According to the Washington Post, for-profit nursing home providers that have faced accusations of Medicare fraud and kickbacks, labor violations or widespread failures in patient care received hundreds of millions of dollars in “no strings attached” coronavirus relief aid, meant to cover shortfalls and expenses during the pandemic.
Another issue, as reported by Kaiser Health News in May 2020, is that some of the biggest COVID payments have gone to providers paying millions in criminal penalties due to investigations. At least half of the top 10 recipients, part of a group that received $20 billion in emergency funding from HHS, have paid millions in recent years either in criminal penalties or to settle allegations related to improper billing and other practices.
The pandemic has fueled COVID scams as well, which require investigation. Recent reports indicate a rise in scammers selling fake at-home test kits or going door-to-door performing fake tests for money. Another scam is related to COVID-19 face masks - selling “Mask exemption” cards. Scammers are selling mask exemption cards that claim that the card-holder has a disability that prevents wearing a mask. Such cards may include the seal of a government agency. No such card is government-supported or has any legal significance.

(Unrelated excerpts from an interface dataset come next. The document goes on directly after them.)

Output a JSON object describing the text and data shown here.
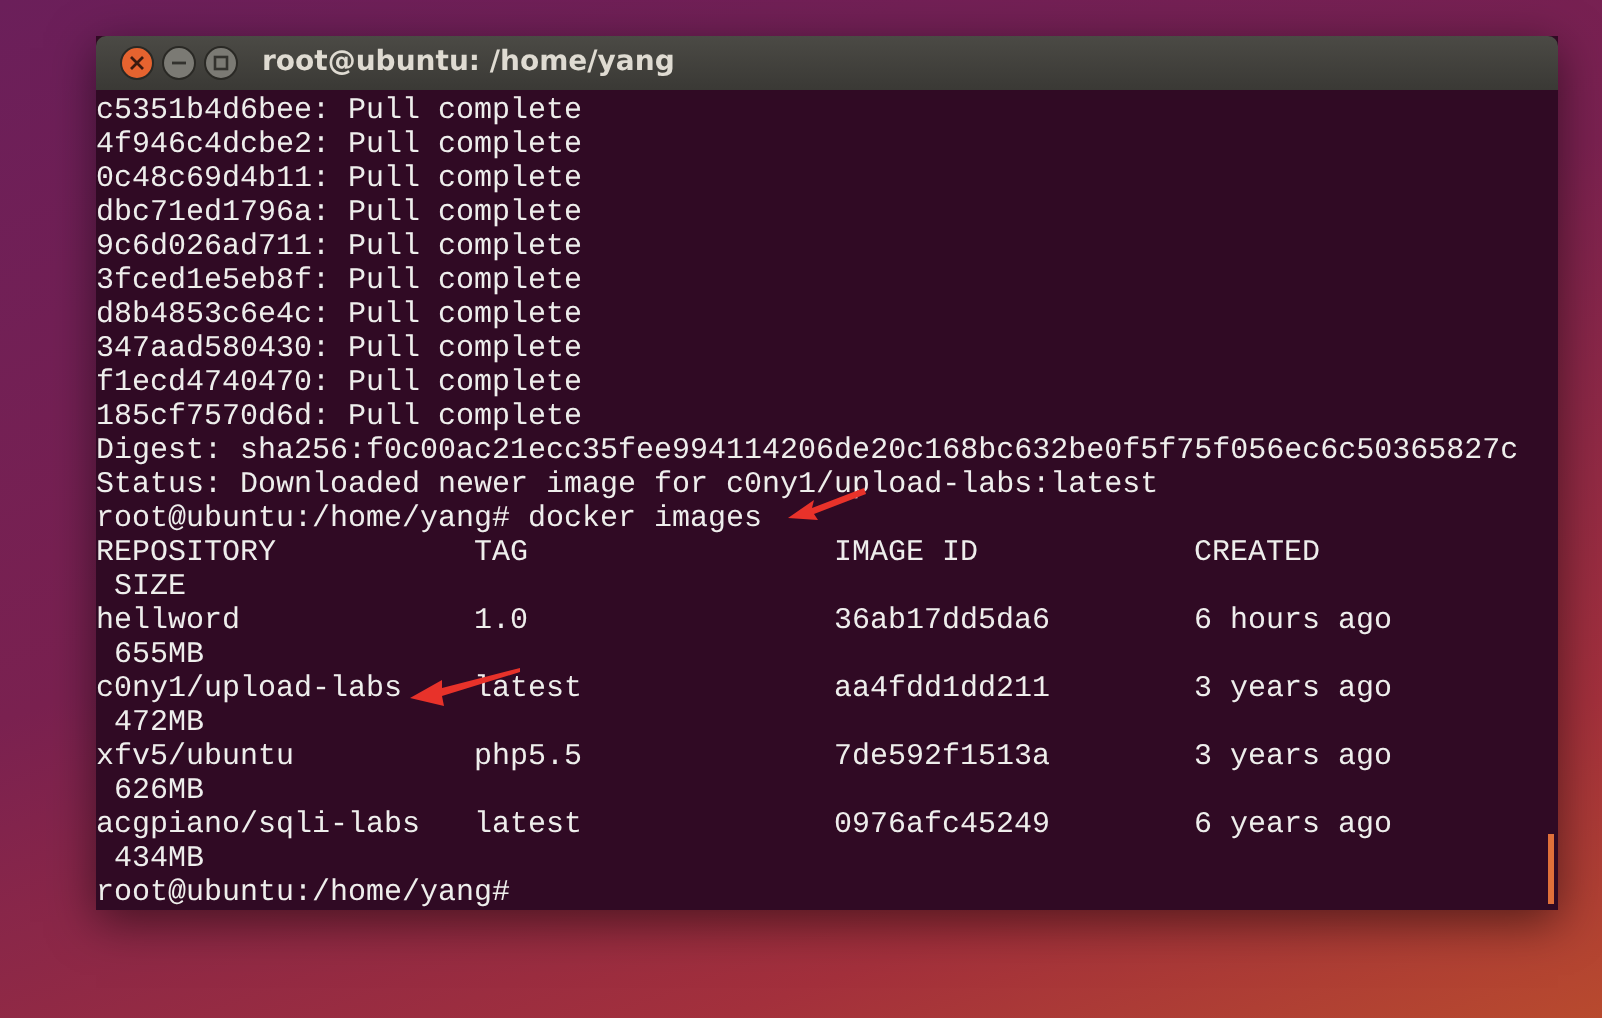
{
  "window": {
    "title": "root@ubuntu: /home/yang"
  },
  "output": [
    "c5351b4d6bee: Pull complete",
    "4f946c4dcbe2: Pull complete",
    "0c48c69d4b11: Pull complete",
    "dbc71ed1796a: Pull complete",
    "9c6d026ad711: Pull complete",
    "3fced1e5eb8f: Pull complete",
    "d8b4853c6e4c: Pull complete",
    "347aad580430: Pull complete",
    "f1ecd4740470: Pull complete",
    "185cf7570d6d: Pull complete",
    "Digest: sha256:f0c00ac21ecc35fee994114206de20c168bc632be0f5f75f056ec6c50365827c",
    "Status: Downloaded newer image for c0ny1/upload-labs:latest"
  ],
  "command_line": "root@ubuntu:/home/yang# docker images",
  "table": {
    "columns": [
      "REPOSITORY",
      "TAG",
      "IMAGE ID",
      "CREATED",
      "SIZE"
    ],
    "rows": [
      {
        "repository": "hellword",
        "tag": "1.0",
        "image_id": "36ab17dd5da6",
        "created": "6 hours ago",
        "size": "655MB"
      },
      {
        "repository": "c0ny1/upload-labs",
        "tag": "latest",
        "image_id": "aa4fdd1dd211",
        "created": "3 years ago",
        "size": "472MB"
      },
      {
        "repository": "xfv5/ubuntu",
        "tag": "php5.5",
        "image_id": "7de592f1513a",
        "created": "3 years ago",
        "size": "626MB"
      },
      {
        "repository": "acgpiano/sqli-labs",
        "tag": "latest",
        "image_id": "0976afc45249",
        "created": "6 years ago",
        "size": "434MB"
      }
    ]
  },
  "final_prompt": "root@ubuntu:/home/yang#"
}
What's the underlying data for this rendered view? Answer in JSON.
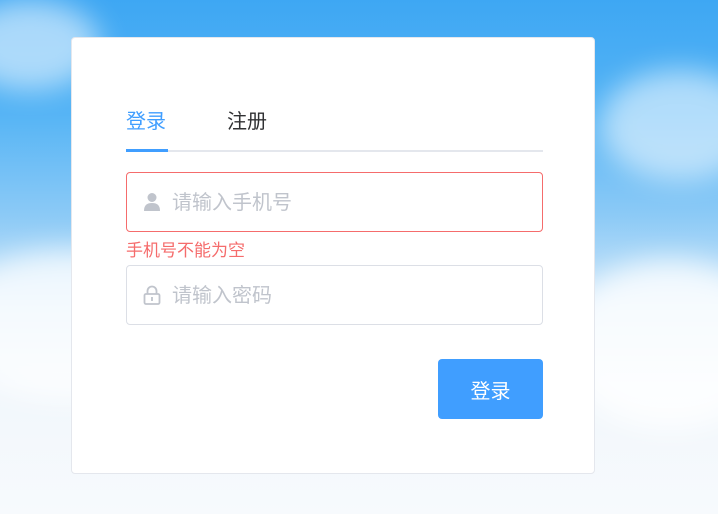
{
  "tabs": [
    {
      "label": "登录",
      "active": true
    },
    {
      "label": "注册",
      "active": false
    }
  ],
  "phone": {
    "placeholder": "请输入手机号",
    "value": "",
    "icon": "user-icon",
    "error": "手机号不能为空"
  },
  "password": {
    "placeholder": "请输入密码",
    "value": "",
    "icon": "lock-icon"
  },
  "submit_label": "登录",
  "colors": {
    "primary": "#409eff",
    "error": "#f56c6c",
    "placeholder": "#c0c4cc"
  }
}
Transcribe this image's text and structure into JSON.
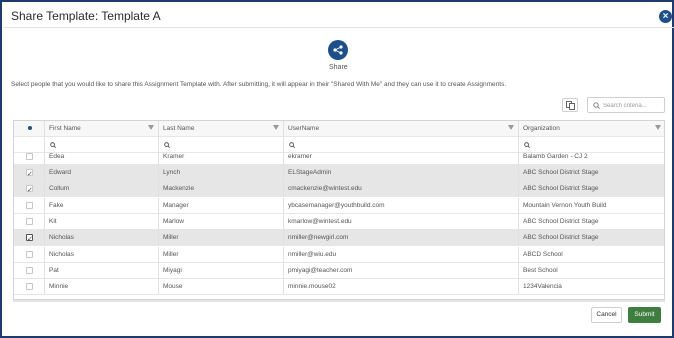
{
  "dialog": {
    "title": "Share Template: Template A",
    "close_icon": "close-icon"
  },
  "share": {
    "label": "Share",
    "icon": "share-icon"
  },
  "description": "Select people that you would like to share this Assignment Template with. After submitting, it will appear in their \"Shared With Me\" and they can use it to create Assignments.",
  "toolbar": {
    "export_icon": "export-icon",
    "search_placeholder": "Search criteria..."
  },
  "grid": {
    "columns": [
      "First Name",
      "Last Name",
      "UserName",
      "Organization"
    ],
    "partial_row": {
      "first": "Edea",
      "last": "Kramer",
      "username": "ekramer",
      "org": "Balamb Garden - CJ 2"
    },
    "rows": [
      {
        "first": "Edward",
        "last": "Lynch",
        "username": "ELStageAdmin",
        "org": "ABC School District Stage",
        "checked": true,
        "selected": true
      },
      {
        "first": "Collum",
        "last": "Mackenzie",
        "username": "cmackenzie@wintest.edu",
        "org": "ABC School District Stage",
        "checked": true,
        "selected": true
      },
      {
        "first": "Fake",
        "last": "Manager",
        "username": "ybcasemanager@youthbuild.com",
        "org": "Mountain Vernon Youth Build",
        "checked": false,
        "selected": false
      },
      {
        "first": "Kit",
        "last": "Marlow",
        "username": "kmarlow@wintest.edu",
        "org": "ABC School District Stage",
        "checked": false,
        "selected": false
      },
      {
        "first": "Nicholas",
        "last": "Miller",
        "username": "nmiller@newgirl.com",
        "org": "ABC School District Stage",
        "checked": true,
        "selected": true
      },
      {
        "first": "Nicholas",
        "last": "Miller",
        "username": "nmiller@wiu.edu",
        "org": "ABCD School",
        "checked": false,
        "selected": false
      },
      {
        "first": "Pat",
        "last": "Miyagi",
        "username": "pmiyagi@teacher.com",
        "org": "Best School",
        "checked": false,
        "selected": false
      },
      {
        "first": "Minnie",
        "last": "Mouse",
        "username": "minnie.mouse02",
        "org": "1234Valencia",
        "checked": false,
        "selected": false
      }
    ]
  },
  "footer": {
    "cancel_label": "Cancel",
    "submit_label": "Submit"
  },
  "colors": {
    "accent": "#1f4e8c",
    "submit": "#3e7e3e",
    "selected_row": "#e6e6e6",
    "frame_border": "#1f3a6e"
  }
}
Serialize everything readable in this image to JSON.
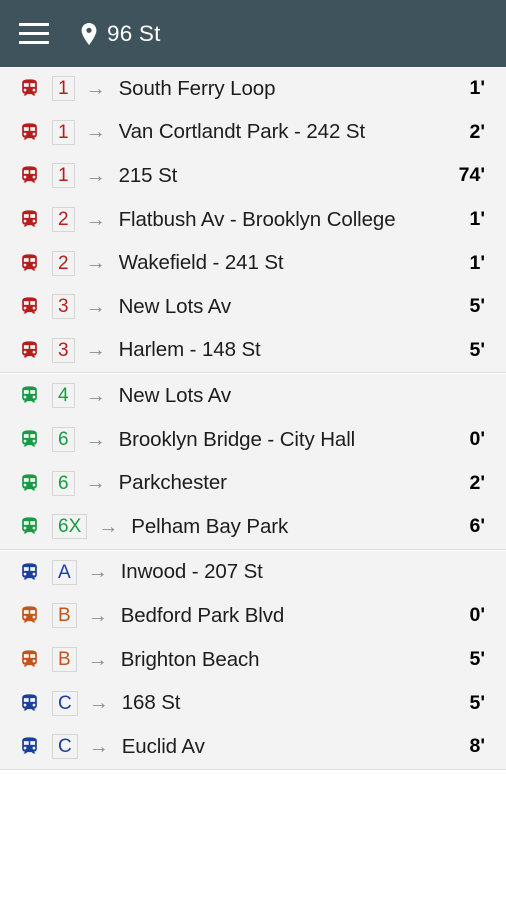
{
  "header": {
    "menu_icon": "hamburger-menu-icon",
    "location_icon": "map-pin-icon",
    "title": "96 St",
    "background_color": "#3f535c",
    "foreground_color": "#ffffff"
  },
  "colors": {
    "red": "#b81d1d",
    "green": "#189b45",
    "blue": "#1b3f9c",
    "orange": "#c2561a",
    "list_background": "#f3f3f3",
    "divider": "#dcdcdc",
    "arrow": "#8c8c8c",
    "destination_text": "#1d1d1d"
  },
  "list": {
    "train_icon": "subway-train-icon",
    "arrow_glyph": "→",
    "groups": [
      {
        "group_name": "red-lines-group",
        "rows": [
          {
            "line": "1",
            "color": "red",
            "destination": "South Ferry Loop",
            "eta": "1'"
          },
          {
            "line": "1",
            "color": "red",
            "destination": "Van Cortlandt Park - 242 St",
            "eta": "2'"
          },
          {
            "line": "1",
            "color": "red",
            "destination": "215 St",
            "eta": "74'"
          },
          {
            "line": "2",
            "color": "red",
            "destination": "Flatbush Av - Brooklyn College",
            "eta": "1'"
          },
          {
            "line": "2",
            "color": "red",
            "destination": "Wakefield - 241 St",
            "eta": "1'"
          },
          {
            "line": "3",
            "color": "red",
            "destination": "New Lots Av",
            "eta": "5'"
          },
          {
            "line": "3",
            "color": "red",
            "destination": "Harlem - 148 St",
            "eta": "5'"
          }
        ]
      },
      {
        "group_name": "green-lines-group",
        "rows": [
          {
            "line": "4",
            "color": "green",
            "destination": "New Lots Av",
            "eta": ""
          },
          {
            "line": "6",
            "color": "green",
            "destination": "Brooklyn Bridge - City Hall",
            "eta": "0'"
          },
          {
            "line": "6",
            "color": "green",
            "destination": "Parkchester",
            "eta": "2'"
          },
          {
            "line": "6X",
            "color": "green",
            "destination": "Pelham Bay Park",
            "eta": "6'"
          }
        ]
      },
      {
        "group_name": "lettered-lines-group",
        "rows": [
          {
            "line": "A",
            "color": "blue",
            "destination": "Inwood - 207 St",
            "eta": ""
          },
          {
            "line": "B",
            "color": "orange",
            "destination": "Bedford Park Blvd",
            "eta": "0'"
          },
          {
            "line": "B",
            "color": "orange",
            "destination": "Brighton Beach",
            "eta": "5'"
          },
          {
            "line": "C",
            "color": "blue",
            "destination": "168 St",
            "eta": "5'"
          },
          {
            "line": "C",
            "color": "blue",
            "destination": "Euclid Av",
            "eta": "8'"
          }
        ]
      }
    ]
  }
}
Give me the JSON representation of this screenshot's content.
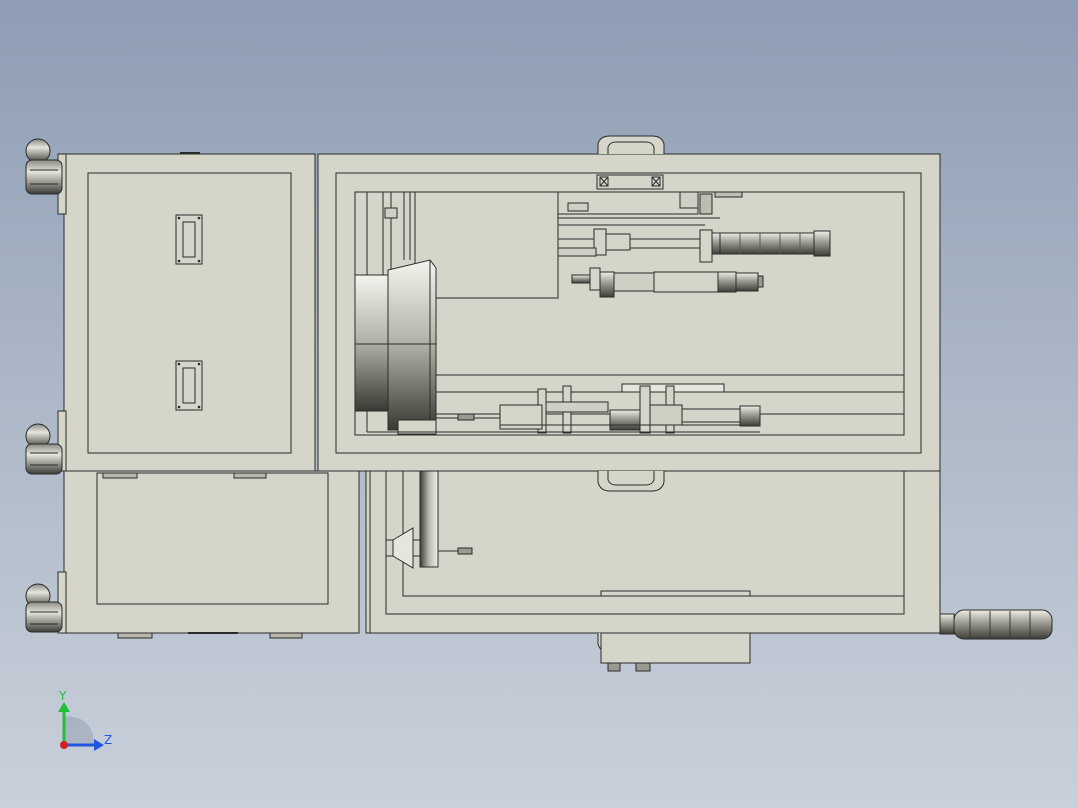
{
  "view": {
    "background_top": "#8e9db4",
    "background_bottom": "#c9d0da",
    "part_fill": "#d6d5c9",
    "edge_color": "#2b2b2b",
    "shaded_part_dark": "#5a5a52",
    "shaded_part_light": "#e8e8e0"
  },
  "triad": {
    "y_label": "Y",
    "z_label": "Z",
    "y_color": "#1fbf3a",
    "z_color": "#2156e0",
    "x_color": "#d82020"
  }
}
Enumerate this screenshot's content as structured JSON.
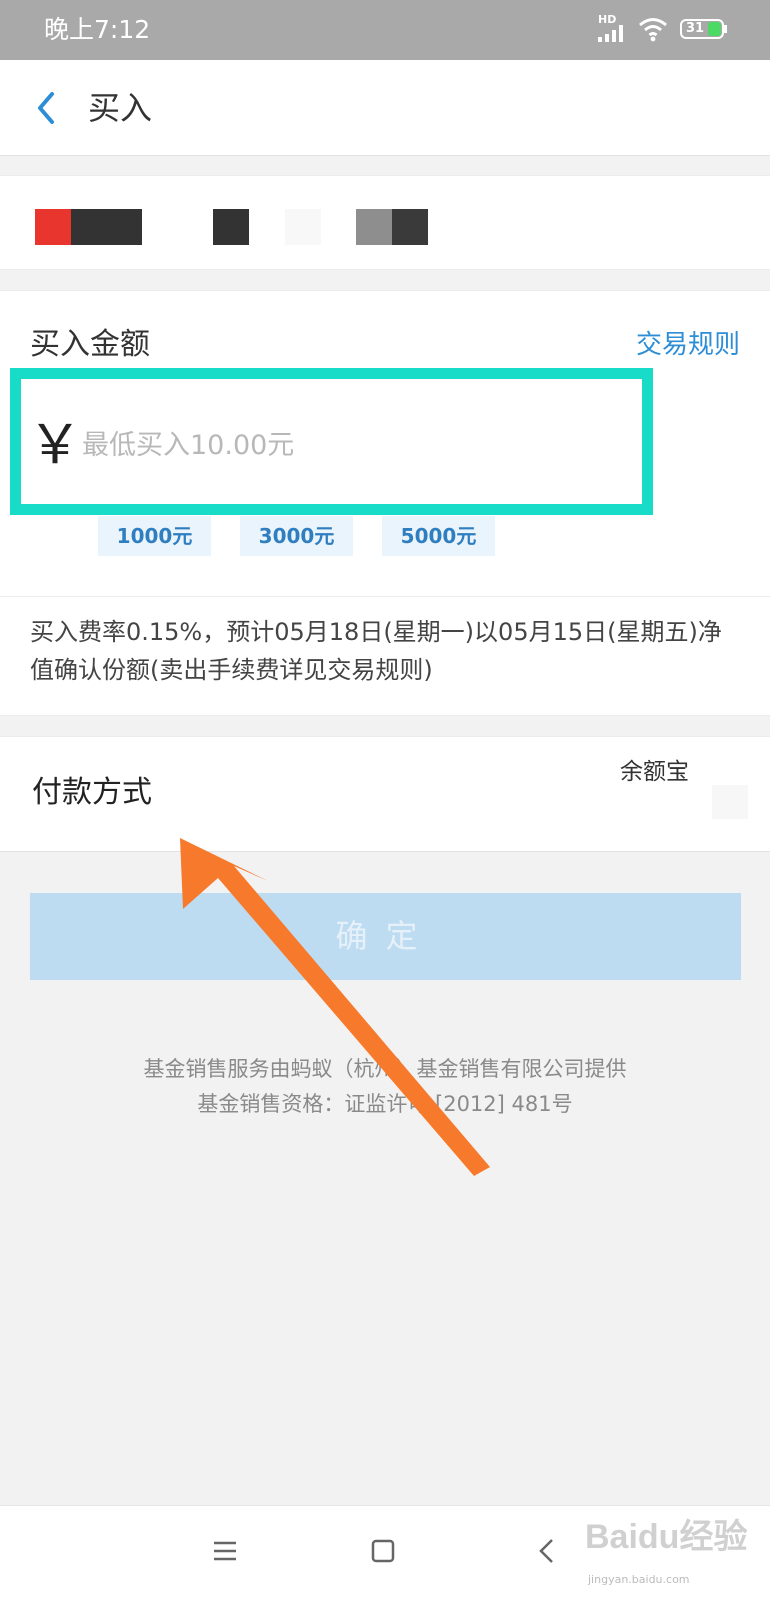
{
  "status_bar": {
    "time": "晚上7:12",
    "network_label": "HD",
    "battery": "31",
    "icons": [
      "signal-icon",
      "wifi-icon",
      "battery-icon"
    ]
  },
  "nav": {
    "back_icon": "chevron-left-icon",
    "title": "买入"
  },
  "amount": {
    "label": "买入金额",
    "rules_link": "交易规则",
    "currency_symbol": "￥",
    "placeholder": "最低买入10.00元",
    "quick_amounts": [
      "1000元",
      "3000元",
      "5000元"
    ],
    "fee_text": "买入费率0.15%，预计05月18日(星期一)以05月15日(星期五)净值确认份额(卖出手续费详见交易规则)"
  },
  "payment": {
    "label": "付款方式",
    "value": "余额宝"
  },
  "confirm_label": "确定",
  "footer": {
    "line1": "基金销售服务由蚂蚁（杭州）基金销售有限公司提供",
    "line2": "基金销售资格：证监许可 [2012] 481号"
  },
  "system_nav": [
    "menu-icon",
    "home-icon",
    "back-icon"
  ],
  "watermark": {
    "text": "Baidu经验",
    "sub": "jingyan.baidu.com"
  },
  "colors": {
    "accent": "#2d8ed6",
    "highlight": "#18dcc8",
    "arrow": "#f7792b",
    "confirm_disabled": "#bddcf1"
  }
}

The Federal Trade Commission (FTC) Blog Article “Scammers are using COVID-19 Messages to Scam People” states Medicare scams include government imposters using COVID-19 who call your patients to offer things like a “COVID-19 kit,” “Coronavirus package,” or Medicare benefits related to the virus, followed by asking for bank account information, Social Security and Medicare numbers.4
Treatment scams are becoming prevalent, such as criminals selling fake vaccines, medicines, tests, and cures for COVID-19. The list is long but some of this criminal activity is being committed by actual medical practices and organizations. It is evident criminals will continue taking advantage of this health care crisis and we must rely on law enforcement and government agencies to survey and take action to protect our patients and identify “bad actors.”
What is at Stake if you do Nothing? Everything!
No organization is immune from an investigative audit or probe regardless of size, location or external circumstances. The size of the health care organization will not make one “immune” from potential wrong-doing and government agencies know that. Regardless of whether a location is rural, suburban, urban, or what type of organization, (i.e. Tribal, Federally Qualified Healthcare Center/FQHC or Critical Access Hospital/CAH) you are expected to perform in compliance with applicable rules and regulations.
COVID-19 has changed everything, but it doesn’t mean your health care organization is immune from coming under investigation for potential fraud or abuse. The pandemic has altered how we work in the blink of an eye and this is the new constant. Note the avoidance of stating “new normal.”
There is nothing “normal” about the extraordinary circumstances posed to health care organizations at this time.
As already mentioned, you may be able to present a strong argument to delay a routine-type of audit, but an investigative audit or probe is not likely to be delayed. Retain legal counsel and insist on an extension to provide the precious time needed to appropriately prepare and respond to payer audits during this health crisis.